Given information: Begin
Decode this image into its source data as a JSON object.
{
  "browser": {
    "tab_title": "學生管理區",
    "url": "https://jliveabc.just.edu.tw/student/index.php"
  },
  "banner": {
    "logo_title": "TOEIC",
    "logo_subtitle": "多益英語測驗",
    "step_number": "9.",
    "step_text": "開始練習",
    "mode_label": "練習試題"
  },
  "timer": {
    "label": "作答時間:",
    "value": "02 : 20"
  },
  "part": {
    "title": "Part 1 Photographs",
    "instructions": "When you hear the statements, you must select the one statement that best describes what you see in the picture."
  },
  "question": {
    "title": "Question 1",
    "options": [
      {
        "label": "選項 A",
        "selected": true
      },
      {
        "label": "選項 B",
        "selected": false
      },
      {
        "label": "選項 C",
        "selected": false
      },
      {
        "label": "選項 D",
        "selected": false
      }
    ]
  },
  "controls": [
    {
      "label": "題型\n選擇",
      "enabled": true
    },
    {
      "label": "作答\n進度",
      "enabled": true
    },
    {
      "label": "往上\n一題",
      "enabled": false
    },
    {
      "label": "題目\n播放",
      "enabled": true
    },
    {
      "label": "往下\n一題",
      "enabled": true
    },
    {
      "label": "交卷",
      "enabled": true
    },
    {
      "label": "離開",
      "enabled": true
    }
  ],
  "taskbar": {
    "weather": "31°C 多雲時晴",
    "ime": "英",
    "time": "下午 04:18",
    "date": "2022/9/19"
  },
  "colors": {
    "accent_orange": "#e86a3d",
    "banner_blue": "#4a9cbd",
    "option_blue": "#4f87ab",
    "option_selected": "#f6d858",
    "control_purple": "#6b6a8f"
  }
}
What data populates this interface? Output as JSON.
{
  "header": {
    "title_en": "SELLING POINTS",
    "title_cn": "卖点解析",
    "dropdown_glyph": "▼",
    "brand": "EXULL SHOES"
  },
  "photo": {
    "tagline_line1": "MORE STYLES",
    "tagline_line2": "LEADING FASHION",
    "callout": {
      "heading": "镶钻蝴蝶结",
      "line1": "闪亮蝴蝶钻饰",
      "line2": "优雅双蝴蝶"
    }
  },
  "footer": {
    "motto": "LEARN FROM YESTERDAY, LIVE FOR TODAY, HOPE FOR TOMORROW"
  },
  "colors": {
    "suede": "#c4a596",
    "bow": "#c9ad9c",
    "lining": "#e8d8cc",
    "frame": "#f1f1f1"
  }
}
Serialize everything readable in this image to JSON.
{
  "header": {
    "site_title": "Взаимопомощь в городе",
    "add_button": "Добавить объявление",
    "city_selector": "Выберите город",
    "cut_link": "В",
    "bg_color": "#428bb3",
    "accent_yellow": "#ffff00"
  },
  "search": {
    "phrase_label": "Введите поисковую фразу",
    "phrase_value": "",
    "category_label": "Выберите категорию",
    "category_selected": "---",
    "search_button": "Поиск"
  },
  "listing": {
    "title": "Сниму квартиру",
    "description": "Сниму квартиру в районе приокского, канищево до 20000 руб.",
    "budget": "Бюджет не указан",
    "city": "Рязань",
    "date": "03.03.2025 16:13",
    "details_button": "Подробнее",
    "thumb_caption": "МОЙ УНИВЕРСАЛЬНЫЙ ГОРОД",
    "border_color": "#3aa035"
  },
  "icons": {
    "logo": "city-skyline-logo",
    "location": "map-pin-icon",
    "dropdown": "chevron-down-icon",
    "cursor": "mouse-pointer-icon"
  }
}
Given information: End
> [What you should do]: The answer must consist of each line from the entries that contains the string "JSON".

> [Answer space]:
Decode this image into its source data as a JSON object.
What data populates this interface? Output as JSON.
Serialize everything readable in this image to JSON.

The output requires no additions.